**EXTRACTED RECORDS:**
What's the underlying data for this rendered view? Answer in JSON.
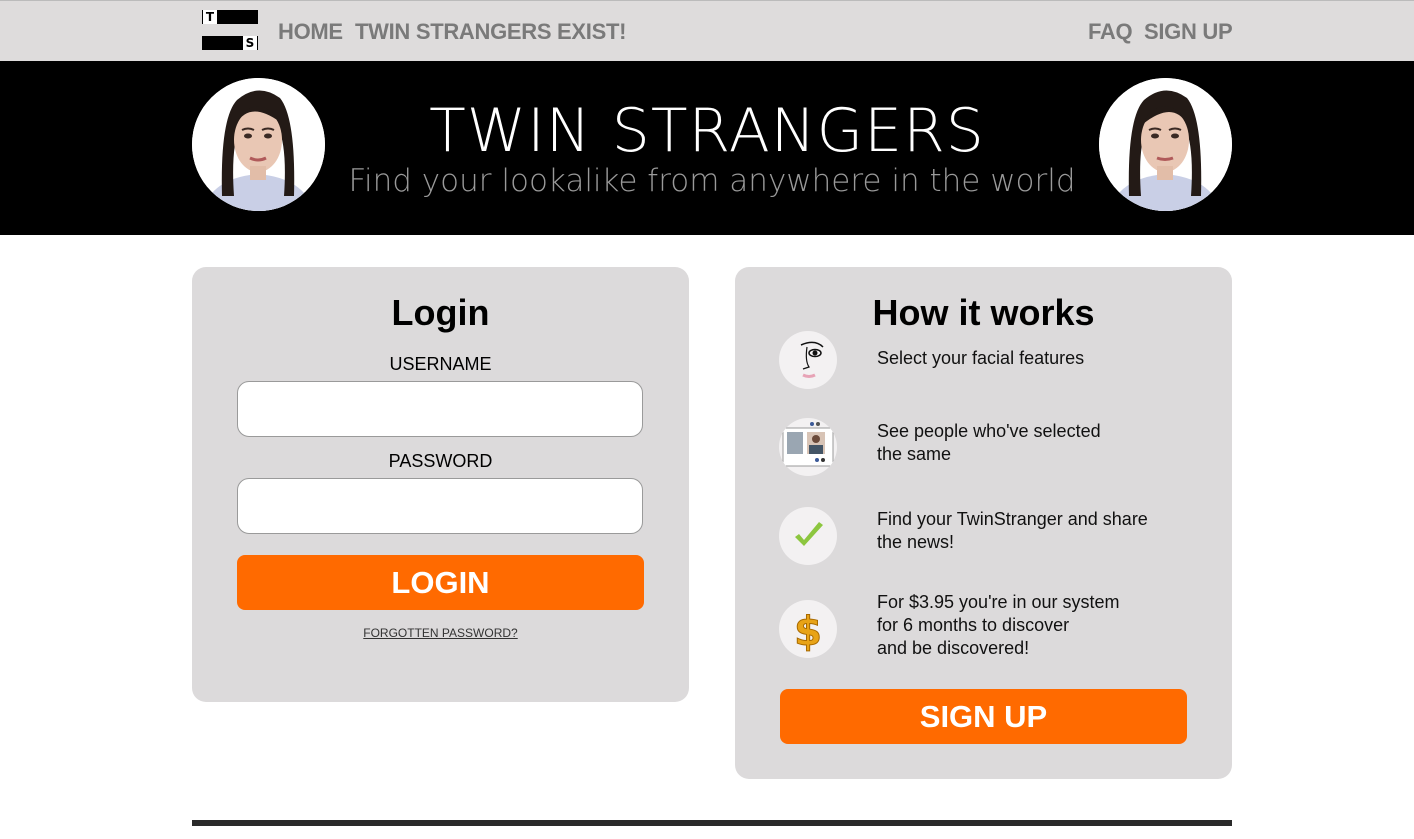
{
  "nav": {
    "logo_letters": [
      "T",
      "S"
    ],
    "home": "HOME",
    "twins_exist": "TWIN STRANGERS EXIST!",
    "faq": "FAQ",
    "sign_up": "SIGN UP"
  },
  "hero": {
    "title": "TWIN STRANGERS",
    "subtitle": "Find your lookalike from anywhere in the world"
  },
  "login": {
    "title": "Login",
    "username_label": "USERNAME",
    "username_value": "",
    "password_label": "PASSWORD",
    "password_value": "",
    "button": "LOGIN",
    "forgot": "FORGOTTEN PASSWORD?"
  },
  "how": {
    "title": "How it works",
    "steps": [
      {
        "icon": "facial-features-icon",
        "lines": [
          "Select your facial features"
        ]
      },
      {
        "icon": "matches-screen-icon",
        "lines": [
          "See people who've selected",
          "the same"
        ]
      },
      {
        "icon": "checkmark-icon",
        "lines": [
          "Find your TwinStranger and share",
          "the news!"
        ]
      },
      {
        "icon": "dollar-icon",
        "lines": [
          "For $3.95 you're in our system",
          "for 6 months to discover",
          "and be discovered!"
        ]
      }
    ],
    "button": "SIGN UP"
  },
  "colors": {
    "accent": "#ff6a00",
    "nav_bg": "#dedcdc",
    "card_bg": "#dcdadb",
    "hero_bg": "#000000",
    "nav_text": "#7a7a7a",
    "check_green": "#8cc63f",
    "dollar_gold": "#e8a317"
  }
}
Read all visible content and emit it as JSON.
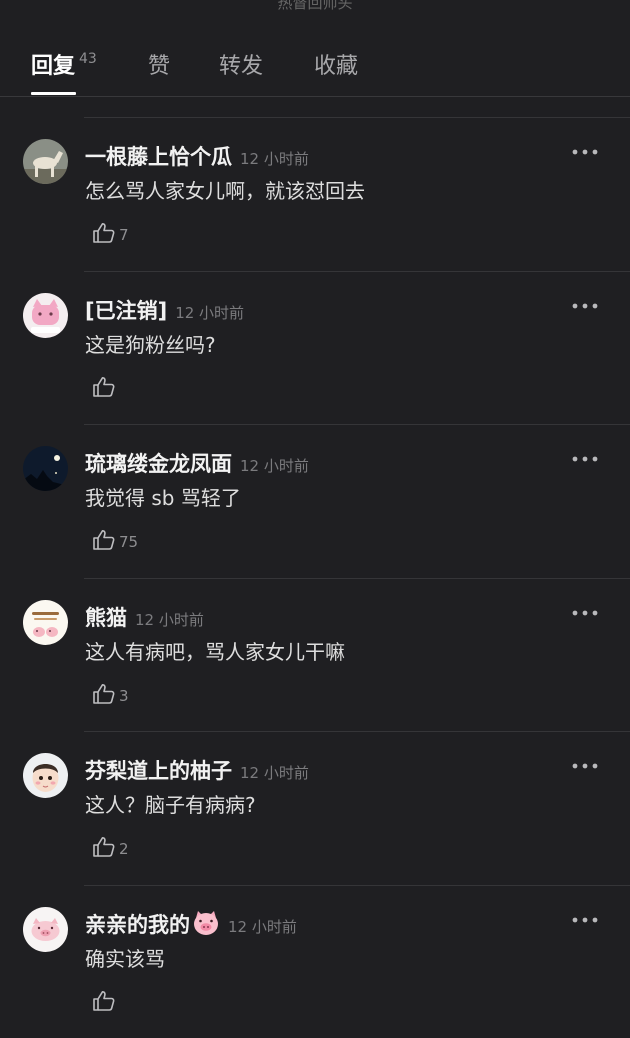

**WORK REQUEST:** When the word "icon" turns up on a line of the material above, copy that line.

**PROBLEM SOLUTION:**
        "icon": "facial-features-icon",
        "icon": "matches-screen-icon",
        "icon": "checkmark-icon",
        "icon": "dollar-icon",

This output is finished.